The participants in the survey were 29 top executives – C-level professionals – from as many infrastructure firms. The survey started in August 2014.

Procurement fraud happens because large infrastructure projects rely on large-scale procurement of goods and services, and despite centralising procurement processes, companies depend on local third parties for sourcing material, equipment and labour, points out the report.

The survey reiterated the perception about bribery being a part of regulatory clearances of infrastructure projects with 50 per cent of respondents saying they were compelled to resort to back channels, bribery and facilitation payments to ensure that delays do not trouble them.

“Further, 60 per cent of survey respondents indicated that at least 15 per cent of their total investments in projects were delayed due to paying bribes and those who did not pay were denied clearances,” the survey report said.

How fraud happens

Interestingly, the respondents rated revenue leakage and misappropriation of cash as the least important fraud risk impacting the sector.
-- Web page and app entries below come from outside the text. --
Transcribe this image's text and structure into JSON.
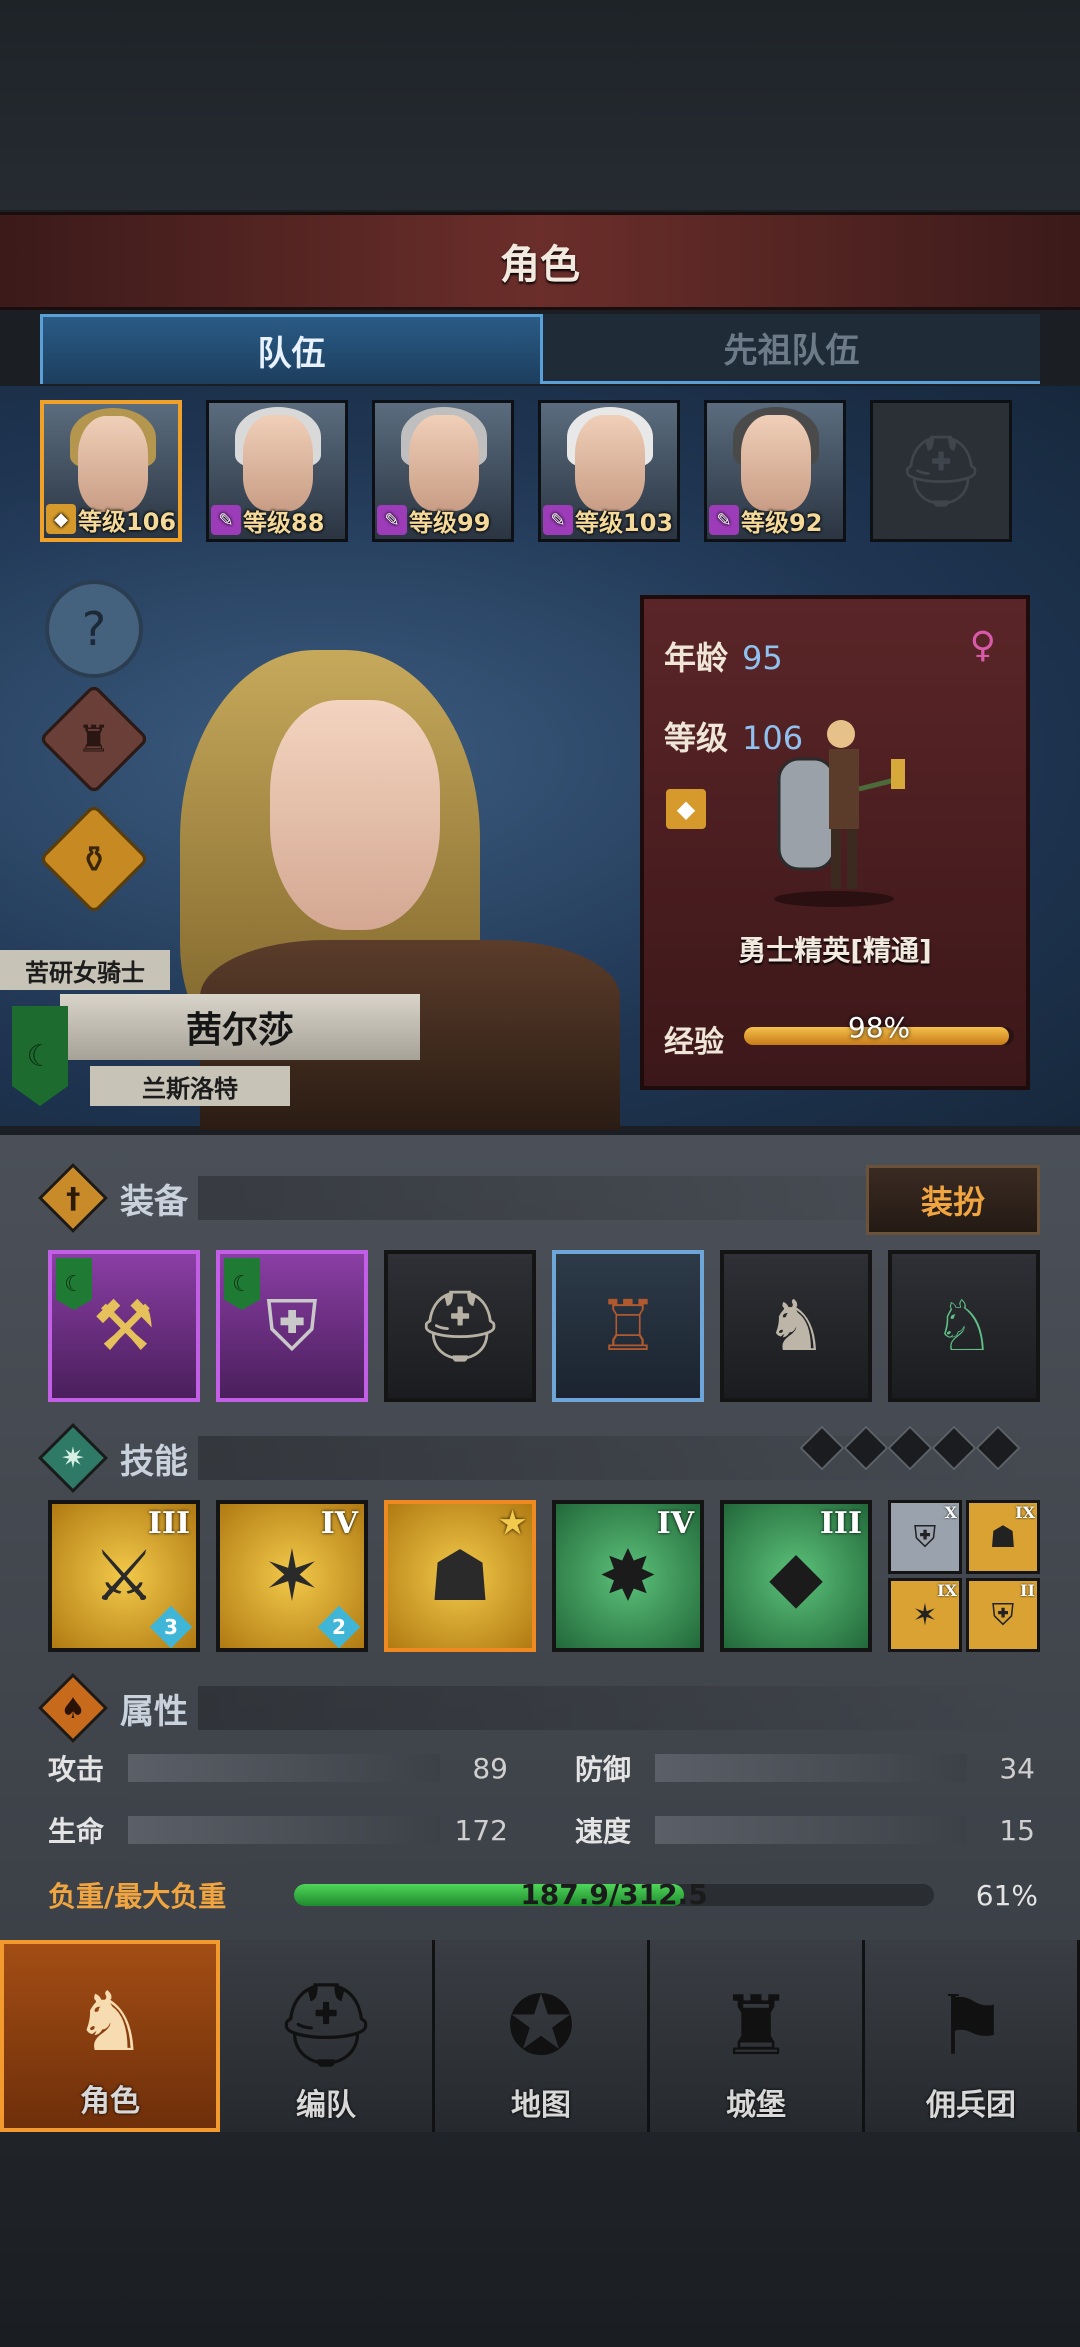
{
  "header": {
    "title": "角色"
  },
  "tabs": [
    {
      "label": "队伍",
      "active": true
    },
    {
      "label": "先祖队伍",
      "active": false
    }
  ],
  "roster": [
    {
      "level_label": "等级106",
      "class": "gold",
      "selected": true
    },
    {
      "level_label": "等级88",
      "class": "purple",
      "selected": false
    },
    {
      "level_label": "等级99",
      "class": "purple",
      "selected": false
    },
    {
      "level_label": "等级103",
      "class": "purple",
      "selected": false
    },
    {
      "level_label": "等级92",
      "class": "purple",
      "selected": false
    },
    {
      "empty": true
    }
  ],
  "side_buttons": [
    {
      "icon": "help-icon",
      "glyph": "?"
    },
    {
      "icon": "hood-icon",
      "glyph": "♜"
    },
    {
      "icon": "potion-icon",
      "glyph": "⚱"
    }
  ],
  "character": {
    "title": "苦研女骑士",
    "name": "茜尔莎",
    "house": "兰斯洛特"
  },
  "info": {
    "age_label": "年龄",
    "age": "95",
    "level_label": "等级",
    "level": "106",
    "class_name": "勇士精英[精通]",
    "exp_label": "经验",
    "exp_value": "98%",
    "exp_fraction": 0.98
  },
  "equipment": {
    "label": "装备",
    "outfit_button": "装扮",
    "items": [
      {
        "name": "hammer-weapon-icon",
        "glyph": "⚒",
        "frame": "purple",
        "flag": true
      },
      {
        "name": "shield-icon",
        "glyph": "⛨",
        "frame": "purple",
        "flag": true
      },
      {
        "name": "helmet-icon",
        "glyph": "⛑",
        "frame": "grey",
        "flag": false
      },
      {
        "name": "armor-icon",
        "glyph": "♖",
        "frame": "blue",
        "flag": false
      },
      {
        "name": "boots-icon",
        "glyph": "♞",
        "frame": "grey",
        "flag": false
      },
      {
        "name": "horse-mount-icon",
        "glyph": "♘",
        "frame": "grey",
        "flag": false
      }
    ]
  },
  "skills": {
    "label": "技能",
    "slots": [
      {
        "name": "shield-sword-skill-icon",
        "glyph": "⚔",
        "color": "gold",
        "rank": "III",
        "charges": "3"
      },
      {
        "name": "shatter-skill-icon",
        "glyph": "✶",
        "color": "gold",
        "rank": "IV",
        "charges": "2"
      },
      {
        "name": "dragon-shield-skill-icon",
        "glyph": "☗",
        "color": "gold",
        "rank": "★",
        "charges": "",
        "selected": true
      },
      {
        "name": "crystal-burst-skill-icon",
        "glyph": "✸",
        "color": "green",
        "rank": "IV",
        "charges": ""
      },
      {
        "name": "crystal-skill-icon",
        "glyph": "◆",
        "color": "green",
        "rank": "III",
        "charges": ""
      }
    ],
    "passives": [
      {
        "name": "passive-shield-icon",
        "glyph": "⛨",
        "rank": "X",
        "color": "#9aa3ad"
      },
      {
        "name": "passive-broken-shield-icon",
        "glyph": "☗",
        "rank": "IX",
        "color": "#d9a233"
      },
      {
        "name": "passive-crack-icon",
        "glyph": "✶",
        "rank": "IX",
        "color": "#d9a233"
      },
      {
        "name": "passive-guard-icon",
        "glyph": "⛨",
        "rank": "II",
        "color": "#d9a233"
      }
    ]
  },
  "attributes": {
    "label": "属性",
    "stats": [
      {
        "label": "攻击",
        "value": "89"
      },
      {
        "label": "防御",
        "value": "34"
      },
      {
        "label": "生命",
        "value": "172"
      },
      {
        "label": "速度",
        "value": "15"
      }
    ],
    "load_label": "负重/最大负重",
    "load_value": "187.9/312.5",
    "load_percent": "61%",
    "load_fraction": 0.61
  },
  "nav": [
    {
      "label": "角色",
      "icon": "knight-icon",
      "glyph": "♞",
      "active": true
    },
    {
      "label": "编队",
      "icon": "helmet-formation-icon",
      "glyph": "⛑",
      "active": false
    },
    {
      "label": "地图",
      "icon": "compass-map-icon",
      "glyph": "✪",
      "active": false
    },
    {
      "label": "城堡",
      "icon": "castle-icon",
      "glyph": "♜",
      "active": false
    },
    {
      "label": "佣兵团",
      "icon": "mercenary-icon",
      "glyph": "⚑",
      "active": false
    }
  ]
}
Deloitte attributes this to the fact more projects are in construction phase than in the operational phase, which shifts the focus of respondents.

In the construction phase, fraudulent activities happen through inflated invoices for hiring equipment and labour, pilferage of inventory and scrap material, inflated costs for earthwork and collusion between vendors and employees to inflate quotations.

In the operational phase of infrastructure projects, “fraud schemes” involve revenue leakage at toll plazas, under-reporting of revenues by lessees at airports, malls or duty free outlets and leakage in container demurrage charges. Moreover, there could leakages in metering and billing at power distribution companies where there could be collusion between employees and consumers to pocket the differential amount. Also, there could be cash theft at counters of courier companies when the amount on receipt is recorded lower than actual and balance is pocketed.

Having identified such fraud risks, 70 per cent of respondents preferred to have whistle-blower hotline for vendors, customers and employees as a preferred mechanism to prevent frauds.

Also, dispute resolution for infrastructure companies is getting costlier with 20 per cent of respondents spending 5-10 per cent of their revenues in dispute resolution. Interestingly, 65 per cent of respondents stated that they spend 5 per cent of their annual revenues on dispute resolution.